Entries supplied section start

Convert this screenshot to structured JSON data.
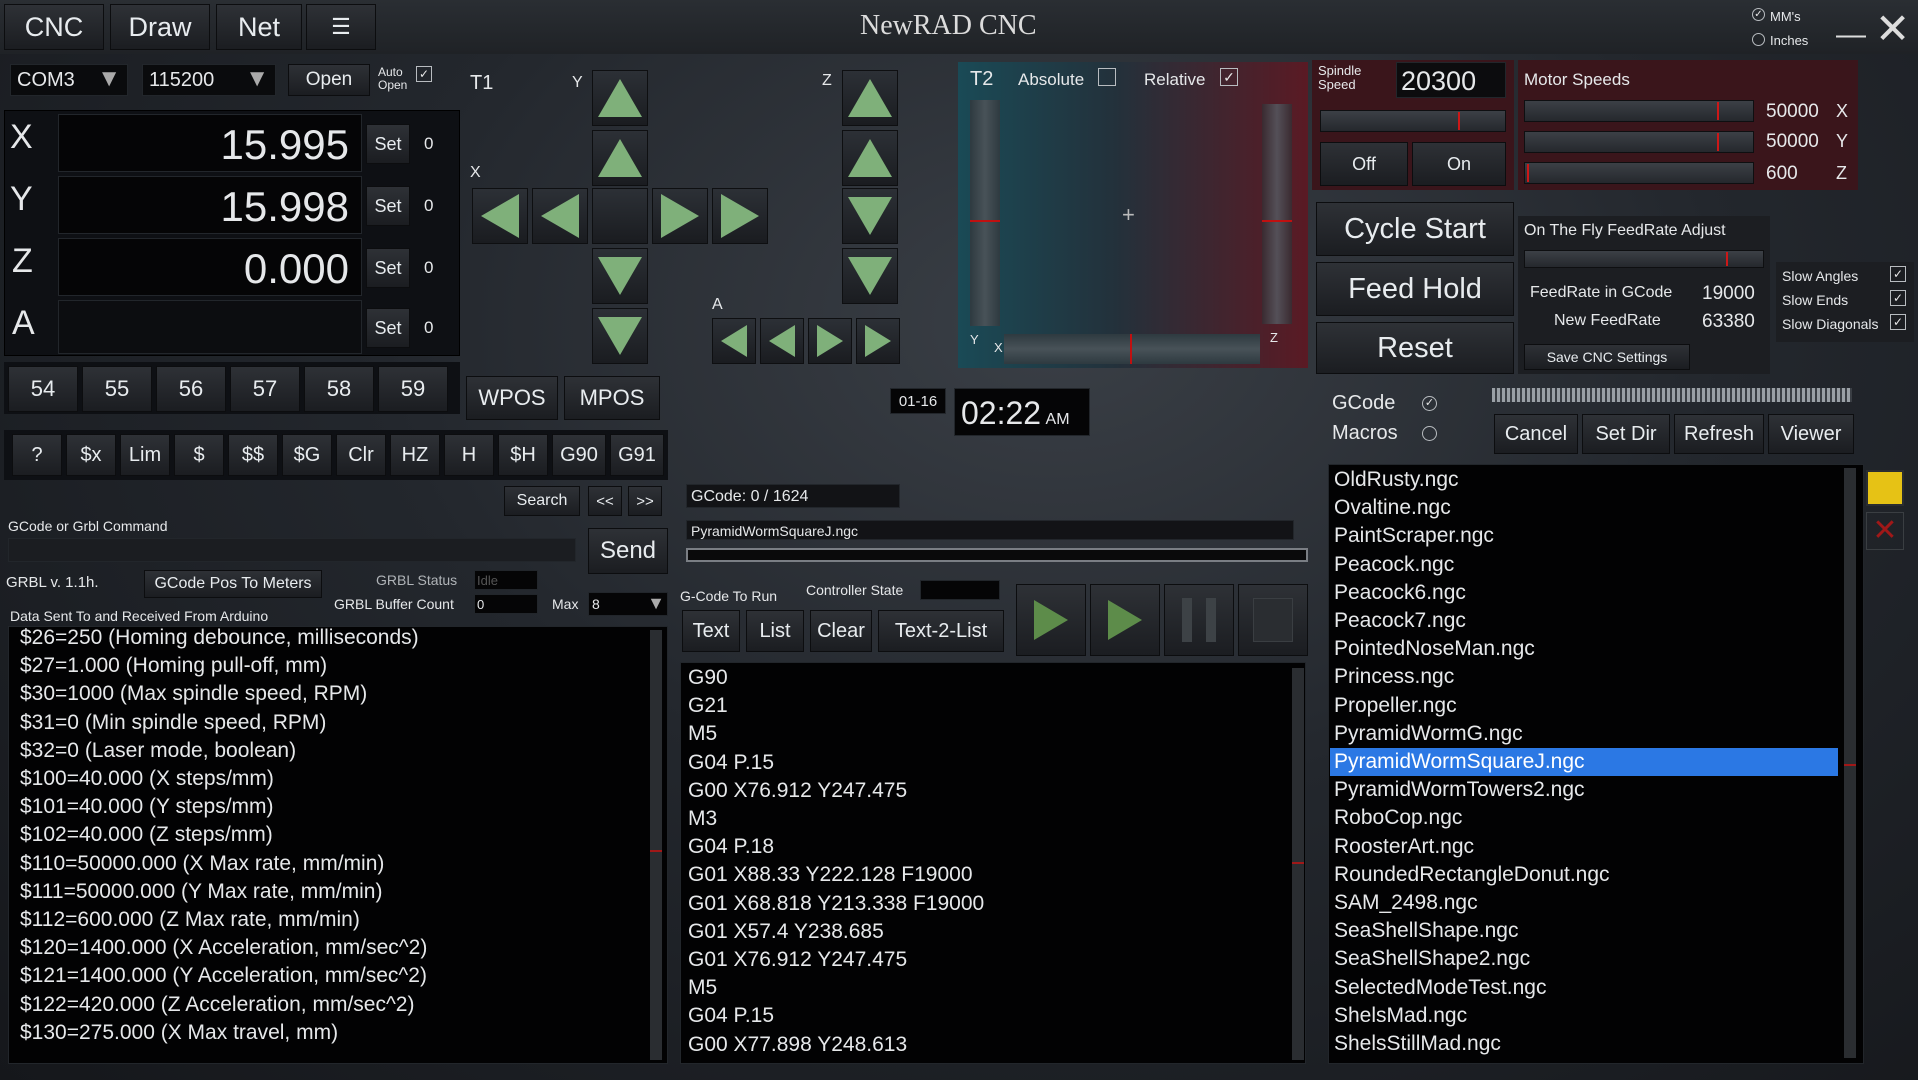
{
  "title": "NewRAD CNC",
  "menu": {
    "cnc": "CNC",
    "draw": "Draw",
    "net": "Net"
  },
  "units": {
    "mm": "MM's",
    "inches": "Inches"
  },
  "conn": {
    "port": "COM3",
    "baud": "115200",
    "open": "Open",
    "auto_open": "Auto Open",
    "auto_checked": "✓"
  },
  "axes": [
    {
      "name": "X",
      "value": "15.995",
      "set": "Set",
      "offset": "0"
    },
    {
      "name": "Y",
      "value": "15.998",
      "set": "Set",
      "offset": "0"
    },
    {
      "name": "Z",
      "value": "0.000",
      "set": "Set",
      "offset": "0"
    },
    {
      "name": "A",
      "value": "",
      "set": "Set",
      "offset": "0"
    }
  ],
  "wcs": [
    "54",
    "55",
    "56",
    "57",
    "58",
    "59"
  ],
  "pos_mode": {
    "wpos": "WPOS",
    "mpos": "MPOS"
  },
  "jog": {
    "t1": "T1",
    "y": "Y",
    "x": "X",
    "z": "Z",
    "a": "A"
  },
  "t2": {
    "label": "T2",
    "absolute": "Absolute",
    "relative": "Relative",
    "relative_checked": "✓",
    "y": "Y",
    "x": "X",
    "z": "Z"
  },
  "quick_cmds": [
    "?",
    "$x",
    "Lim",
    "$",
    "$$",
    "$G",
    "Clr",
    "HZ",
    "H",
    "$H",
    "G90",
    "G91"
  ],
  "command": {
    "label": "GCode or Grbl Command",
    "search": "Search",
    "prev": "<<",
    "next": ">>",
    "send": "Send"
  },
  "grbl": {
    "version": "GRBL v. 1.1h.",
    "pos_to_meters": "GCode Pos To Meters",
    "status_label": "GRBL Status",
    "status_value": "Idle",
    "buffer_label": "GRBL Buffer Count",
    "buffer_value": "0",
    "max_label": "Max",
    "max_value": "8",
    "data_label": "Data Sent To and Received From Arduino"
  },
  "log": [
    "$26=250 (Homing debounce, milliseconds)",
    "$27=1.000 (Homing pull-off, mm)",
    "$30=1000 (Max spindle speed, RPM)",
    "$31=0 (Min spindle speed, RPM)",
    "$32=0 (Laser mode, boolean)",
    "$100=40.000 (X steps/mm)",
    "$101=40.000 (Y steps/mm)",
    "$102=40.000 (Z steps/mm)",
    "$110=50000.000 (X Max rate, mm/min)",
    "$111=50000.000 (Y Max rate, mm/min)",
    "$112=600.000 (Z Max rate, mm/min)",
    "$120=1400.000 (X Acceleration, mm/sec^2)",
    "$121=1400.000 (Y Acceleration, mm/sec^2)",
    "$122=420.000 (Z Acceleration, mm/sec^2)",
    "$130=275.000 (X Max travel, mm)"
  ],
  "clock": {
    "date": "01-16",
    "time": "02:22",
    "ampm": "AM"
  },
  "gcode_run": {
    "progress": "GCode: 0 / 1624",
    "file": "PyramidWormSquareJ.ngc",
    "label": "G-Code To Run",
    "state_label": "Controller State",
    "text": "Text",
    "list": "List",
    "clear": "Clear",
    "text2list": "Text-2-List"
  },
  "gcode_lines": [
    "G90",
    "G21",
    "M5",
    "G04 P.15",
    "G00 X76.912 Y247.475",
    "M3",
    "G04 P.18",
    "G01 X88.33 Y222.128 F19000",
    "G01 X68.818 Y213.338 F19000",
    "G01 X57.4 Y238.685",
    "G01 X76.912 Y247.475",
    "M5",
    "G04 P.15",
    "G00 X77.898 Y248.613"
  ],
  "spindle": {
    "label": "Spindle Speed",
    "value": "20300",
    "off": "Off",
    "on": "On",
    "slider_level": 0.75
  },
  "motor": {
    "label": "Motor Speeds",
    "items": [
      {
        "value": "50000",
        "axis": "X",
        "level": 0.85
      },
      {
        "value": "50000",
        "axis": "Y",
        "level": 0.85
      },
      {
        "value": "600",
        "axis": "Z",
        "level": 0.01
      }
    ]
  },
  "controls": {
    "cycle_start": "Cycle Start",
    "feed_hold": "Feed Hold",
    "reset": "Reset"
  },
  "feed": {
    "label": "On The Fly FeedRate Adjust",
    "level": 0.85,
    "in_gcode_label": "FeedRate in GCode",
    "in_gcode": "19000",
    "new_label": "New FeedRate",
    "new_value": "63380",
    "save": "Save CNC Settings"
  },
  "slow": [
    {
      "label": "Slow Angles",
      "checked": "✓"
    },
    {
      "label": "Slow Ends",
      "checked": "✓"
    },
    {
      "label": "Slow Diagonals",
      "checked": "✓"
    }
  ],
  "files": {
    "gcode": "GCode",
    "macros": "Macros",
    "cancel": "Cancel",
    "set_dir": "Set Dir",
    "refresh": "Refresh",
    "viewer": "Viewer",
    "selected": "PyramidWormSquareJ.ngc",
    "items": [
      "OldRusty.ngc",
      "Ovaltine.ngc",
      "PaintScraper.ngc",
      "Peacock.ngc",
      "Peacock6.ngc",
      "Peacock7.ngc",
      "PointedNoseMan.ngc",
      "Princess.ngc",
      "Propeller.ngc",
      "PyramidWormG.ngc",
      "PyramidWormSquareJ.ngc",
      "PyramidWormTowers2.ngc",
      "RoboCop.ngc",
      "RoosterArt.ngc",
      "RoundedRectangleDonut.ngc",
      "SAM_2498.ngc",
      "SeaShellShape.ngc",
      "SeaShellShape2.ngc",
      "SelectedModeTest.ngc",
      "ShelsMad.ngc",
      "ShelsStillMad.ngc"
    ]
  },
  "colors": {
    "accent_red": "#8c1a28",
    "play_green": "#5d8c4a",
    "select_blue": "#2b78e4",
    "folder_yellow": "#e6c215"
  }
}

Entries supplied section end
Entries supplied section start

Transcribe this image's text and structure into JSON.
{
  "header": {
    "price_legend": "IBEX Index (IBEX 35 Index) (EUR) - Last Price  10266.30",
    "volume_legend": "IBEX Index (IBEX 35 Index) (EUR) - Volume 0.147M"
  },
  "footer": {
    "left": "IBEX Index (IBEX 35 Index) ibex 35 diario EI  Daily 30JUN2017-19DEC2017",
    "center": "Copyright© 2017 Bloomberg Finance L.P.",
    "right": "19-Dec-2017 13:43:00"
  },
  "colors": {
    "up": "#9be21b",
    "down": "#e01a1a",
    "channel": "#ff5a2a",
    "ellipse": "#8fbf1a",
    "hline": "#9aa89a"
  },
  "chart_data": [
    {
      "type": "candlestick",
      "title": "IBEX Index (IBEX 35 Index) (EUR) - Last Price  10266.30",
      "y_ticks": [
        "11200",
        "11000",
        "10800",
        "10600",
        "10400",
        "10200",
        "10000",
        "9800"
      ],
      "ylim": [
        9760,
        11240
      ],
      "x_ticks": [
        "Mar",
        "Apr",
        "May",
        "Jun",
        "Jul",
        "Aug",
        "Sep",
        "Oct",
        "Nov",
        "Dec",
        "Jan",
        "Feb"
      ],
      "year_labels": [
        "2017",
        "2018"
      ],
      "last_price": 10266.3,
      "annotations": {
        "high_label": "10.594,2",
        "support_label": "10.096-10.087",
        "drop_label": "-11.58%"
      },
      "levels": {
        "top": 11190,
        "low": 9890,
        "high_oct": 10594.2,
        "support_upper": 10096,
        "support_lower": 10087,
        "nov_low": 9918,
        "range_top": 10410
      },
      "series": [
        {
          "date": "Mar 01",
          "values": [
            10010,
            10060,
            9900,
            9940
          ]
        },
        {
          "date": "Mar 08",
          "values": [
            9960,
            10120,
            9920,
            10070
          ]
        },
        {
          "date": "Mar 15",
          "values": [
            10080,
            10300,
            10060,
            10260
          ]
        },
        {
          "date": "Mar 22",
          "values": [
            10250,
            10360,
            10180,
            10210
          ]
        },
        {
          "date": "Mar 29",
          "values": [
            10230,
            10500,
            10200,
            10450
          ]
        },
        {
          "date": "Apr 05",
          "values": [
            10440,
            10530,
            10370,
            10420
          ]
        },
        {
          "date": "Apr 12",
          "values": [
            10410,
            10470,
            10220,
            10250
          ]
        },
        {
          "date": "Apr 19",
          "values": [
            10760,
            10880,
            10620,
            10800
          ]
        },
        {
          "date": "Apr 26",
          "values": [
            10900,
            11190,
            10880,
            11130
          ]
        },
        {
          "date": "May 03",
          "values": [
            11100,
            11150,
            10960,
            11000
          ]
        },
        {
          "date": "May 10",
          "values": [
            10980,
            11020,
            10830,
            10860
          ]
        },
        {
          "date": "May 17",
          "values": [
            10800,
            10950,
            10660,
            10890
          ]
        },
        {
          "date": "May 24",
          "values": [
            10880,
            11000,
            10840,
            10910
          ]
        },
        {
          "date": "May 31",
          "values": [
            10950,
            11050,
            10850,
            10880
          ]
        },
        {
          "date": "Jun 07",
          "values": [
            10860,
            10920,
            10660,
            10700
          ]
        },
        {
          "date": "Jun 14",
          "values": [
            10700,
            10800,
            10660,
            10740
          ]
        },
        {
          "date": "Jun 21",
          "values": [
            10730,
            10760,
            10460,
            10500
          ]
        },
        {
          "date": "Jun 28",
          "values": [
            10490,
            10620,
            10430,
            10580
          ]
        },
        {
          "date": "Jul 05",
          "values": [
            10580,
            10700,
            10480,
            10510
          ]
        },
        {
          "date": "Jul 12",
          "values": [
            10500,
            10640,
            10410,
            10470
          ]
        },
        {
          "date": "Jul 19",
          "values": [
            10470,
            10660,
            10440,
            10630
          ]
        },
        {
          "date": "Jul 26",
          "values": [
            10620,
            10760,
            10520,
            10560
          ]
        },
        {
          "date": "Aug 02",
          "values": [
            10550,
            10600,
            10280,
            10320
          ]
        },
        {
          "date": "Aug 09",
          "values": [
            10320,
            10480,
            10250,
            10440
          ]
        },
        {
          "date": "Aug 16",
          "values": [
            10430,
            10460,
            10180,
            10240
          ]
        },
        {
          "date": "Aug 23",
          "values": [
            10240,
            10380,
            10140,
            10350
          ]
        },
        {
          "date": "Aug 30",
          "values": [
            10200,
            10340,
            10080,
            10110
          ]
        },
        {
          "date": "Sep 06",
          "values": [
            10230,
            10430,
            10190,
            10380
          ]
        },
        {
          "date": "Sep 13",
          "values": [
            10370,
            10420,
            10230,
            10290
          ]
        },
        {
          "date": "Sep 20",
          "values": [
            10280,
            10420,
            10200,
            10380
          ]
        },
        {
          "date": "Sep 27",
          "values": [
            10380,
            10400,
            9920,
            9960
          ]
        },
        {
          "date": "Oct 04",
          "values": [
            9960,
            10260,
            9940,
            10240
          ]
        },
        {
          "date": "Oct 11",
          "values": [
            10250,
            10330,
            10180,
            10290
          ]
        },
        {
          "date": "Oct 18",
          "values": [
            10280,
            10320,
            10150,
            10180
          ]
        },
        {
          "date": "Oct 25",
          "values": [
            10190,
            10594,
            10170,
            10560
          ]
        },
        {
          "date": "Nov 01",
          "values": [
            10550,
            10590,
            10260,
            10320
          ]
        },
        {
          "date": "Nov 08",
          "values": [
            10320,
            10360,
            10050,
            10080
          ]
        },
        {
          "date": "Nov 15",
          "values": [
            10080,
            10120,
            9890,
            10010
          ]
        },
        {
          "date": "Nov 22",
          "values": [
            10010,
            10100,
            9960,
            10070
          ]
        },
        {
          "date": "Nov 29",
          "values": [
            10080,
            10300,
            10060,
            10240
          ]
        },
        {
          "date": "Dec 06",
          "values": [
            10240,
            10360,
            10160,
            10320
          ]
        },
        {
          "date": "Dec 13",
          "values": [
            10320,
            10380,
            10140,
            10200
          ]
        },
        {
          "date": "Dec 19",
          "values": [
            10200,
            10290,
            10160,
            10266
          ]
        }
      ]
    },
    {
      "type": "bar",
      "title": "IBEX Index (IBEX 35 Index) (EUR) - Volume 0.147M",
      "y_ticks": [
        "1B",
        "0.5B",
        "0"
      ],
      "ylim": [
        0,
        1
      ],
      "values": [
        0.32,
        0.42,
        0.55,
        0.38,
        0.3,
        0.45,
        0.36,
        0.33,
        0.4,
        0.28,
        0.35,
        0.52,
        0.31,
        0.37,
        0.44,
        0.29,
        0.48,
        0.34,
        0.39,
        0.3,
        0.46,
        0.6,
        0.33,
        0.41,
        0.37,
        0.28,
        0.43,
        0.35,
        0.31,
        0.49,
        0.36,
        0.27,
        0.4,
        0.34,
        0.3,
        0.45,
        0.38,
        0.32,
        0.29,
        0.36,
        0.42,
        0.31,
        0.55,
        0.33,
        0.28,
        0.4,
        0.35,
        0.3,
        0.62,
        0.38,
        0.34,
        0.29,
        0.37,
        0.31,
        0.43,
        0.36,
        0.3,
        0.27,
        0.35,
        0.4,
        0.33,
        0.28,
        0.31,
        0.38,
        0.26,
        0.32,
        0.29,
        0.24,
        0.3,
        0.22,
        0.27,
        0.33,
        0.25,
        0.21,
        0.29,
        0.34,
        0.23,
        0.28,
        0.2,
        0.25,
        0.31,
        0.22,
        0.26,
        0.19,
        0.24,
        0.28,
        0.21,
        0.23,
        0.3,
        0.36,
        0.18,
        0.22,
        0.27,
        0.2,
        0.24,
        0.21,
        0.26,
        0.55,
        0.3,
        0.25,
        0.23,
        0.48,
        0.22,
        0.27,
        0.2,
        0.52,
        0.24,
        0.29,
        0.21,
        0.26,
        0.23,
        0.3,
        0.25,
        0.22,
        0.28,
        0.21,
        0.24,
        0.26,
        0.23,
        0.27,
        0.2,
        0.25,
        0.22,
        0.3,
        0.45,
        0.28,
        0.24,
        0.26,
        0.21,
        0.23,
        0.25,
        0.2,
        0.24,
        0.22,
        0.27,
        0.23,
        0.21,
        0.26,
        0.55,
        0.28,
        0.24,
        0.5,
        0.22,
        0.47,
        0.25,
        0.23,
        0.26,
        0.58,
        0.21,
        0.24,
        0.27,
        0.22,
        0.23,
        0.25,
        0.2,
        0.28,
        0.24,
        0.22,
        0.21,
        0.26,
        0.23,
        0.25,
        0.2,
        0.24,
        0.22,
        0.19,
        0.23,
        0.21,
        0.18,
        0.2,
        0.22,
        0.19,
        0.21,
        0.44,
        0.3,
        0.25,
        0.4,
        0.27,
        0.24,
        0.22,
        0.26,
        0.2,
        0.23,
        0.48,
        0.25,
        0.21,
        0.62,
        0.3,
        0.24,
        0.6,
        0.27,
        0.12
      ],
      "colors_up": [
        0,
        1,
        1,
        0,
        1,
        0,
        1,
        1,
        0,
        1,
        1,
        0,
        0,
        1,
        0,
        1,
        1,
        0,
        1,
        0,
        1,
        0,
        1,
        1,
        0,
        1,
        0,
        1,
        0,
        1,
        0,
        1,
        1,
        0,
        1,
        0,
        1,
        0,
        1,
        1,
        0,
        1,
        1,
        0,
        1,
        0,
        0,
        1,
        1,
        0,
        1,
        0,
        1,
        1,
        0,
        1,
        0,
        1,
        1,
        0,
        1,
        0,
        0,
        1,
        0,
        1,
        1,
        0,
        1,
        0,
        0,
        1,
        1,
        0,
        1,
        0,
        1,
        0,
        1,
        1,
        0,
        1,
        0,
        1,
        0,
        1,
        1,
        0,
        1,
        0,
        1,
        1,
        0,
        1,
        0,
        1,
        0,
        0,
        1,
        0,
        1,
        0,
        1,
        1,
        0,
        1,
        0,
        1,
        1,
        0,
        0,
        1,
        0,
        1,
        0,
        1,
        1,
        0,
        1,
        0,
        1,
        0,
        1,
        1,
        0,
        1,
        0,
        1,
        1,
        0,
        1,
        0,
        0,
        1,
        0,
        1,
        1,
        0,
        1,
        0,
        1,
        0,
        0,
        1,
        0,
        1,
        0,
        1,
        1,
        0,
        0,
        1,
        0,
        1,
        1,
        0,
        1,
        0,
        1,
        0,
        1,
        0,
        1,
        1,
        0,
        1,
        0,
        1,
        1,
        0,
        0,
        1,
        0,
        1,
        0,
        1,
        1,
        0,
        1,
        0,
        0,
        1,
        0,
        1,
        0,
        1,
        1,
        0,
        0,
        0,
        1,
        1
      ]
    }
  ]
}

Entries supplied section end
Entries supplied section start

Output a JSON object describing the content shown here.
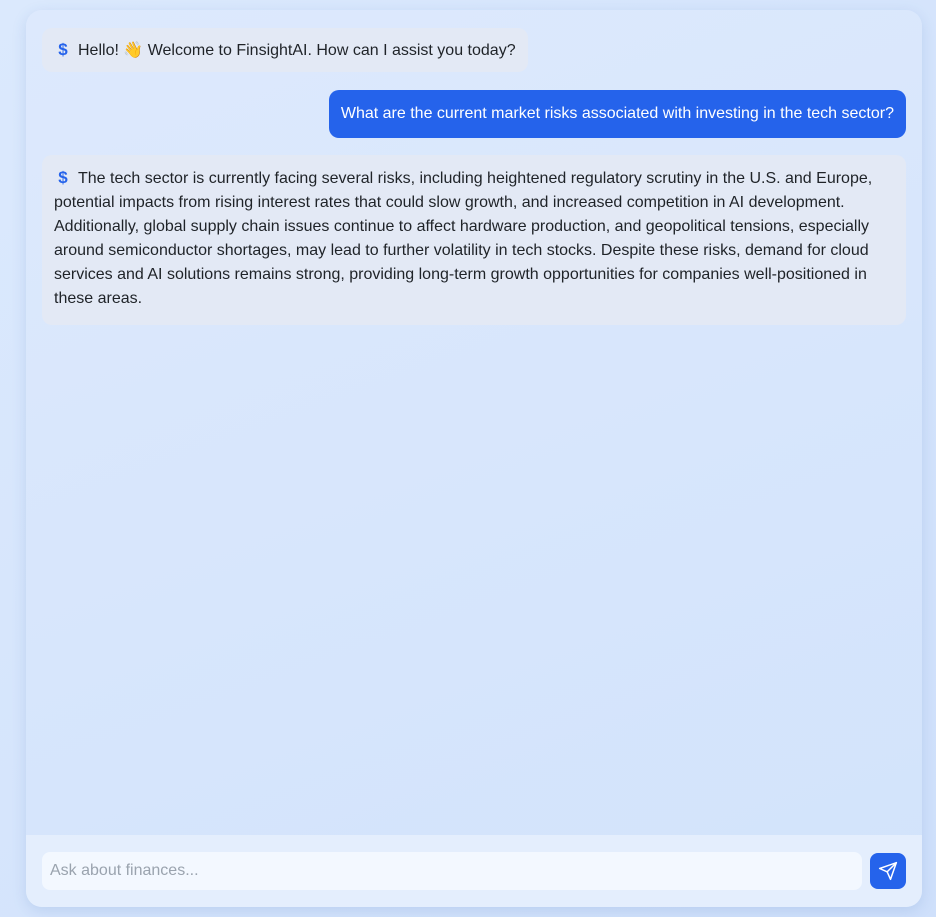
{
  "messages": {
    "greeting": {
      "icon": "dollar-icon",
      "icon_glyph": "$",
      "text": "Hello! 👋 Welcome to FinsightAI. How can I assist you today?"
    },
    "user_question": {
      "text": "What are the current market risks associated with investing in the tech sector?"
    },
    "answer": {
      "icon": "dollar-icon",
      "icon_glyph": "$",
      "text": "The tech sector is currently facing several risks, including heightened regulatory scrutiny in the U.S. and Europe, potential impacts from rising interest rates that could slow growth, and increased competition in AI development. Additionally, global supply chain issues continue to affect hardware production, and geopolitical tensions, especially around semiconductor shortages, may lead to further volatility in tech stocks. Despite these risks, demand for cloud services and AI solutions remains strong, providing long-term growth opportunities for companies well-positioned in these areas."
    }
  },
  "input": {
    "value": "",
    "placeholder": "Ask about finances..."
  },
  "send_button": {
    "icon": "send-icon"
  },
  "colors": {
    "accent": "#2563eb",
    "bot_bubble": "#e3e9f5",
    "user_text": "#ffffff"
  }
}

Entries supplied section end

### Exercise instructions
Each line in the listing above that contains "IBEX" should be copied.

### Task result
    "price_legend": "IBEX Index (IBEX 35 Index) (EUR) - Last Price  10266.30",
    "volume_legend": "IBEX Index (IBEX 35 Index) (EUR) - Volume 0.147M"
    "left": "IBEX Index (IBEX 35 Index) ibex 35 diario EI  Daily 30JUN2017-19DEC2017",
      "title": "IBEX Index (IBEX 35 Index) (EUR) - Last Price  10266.30",
      "title": "IBEX Index (IBEX 35 Index) (EUR) - Volume 0.147M",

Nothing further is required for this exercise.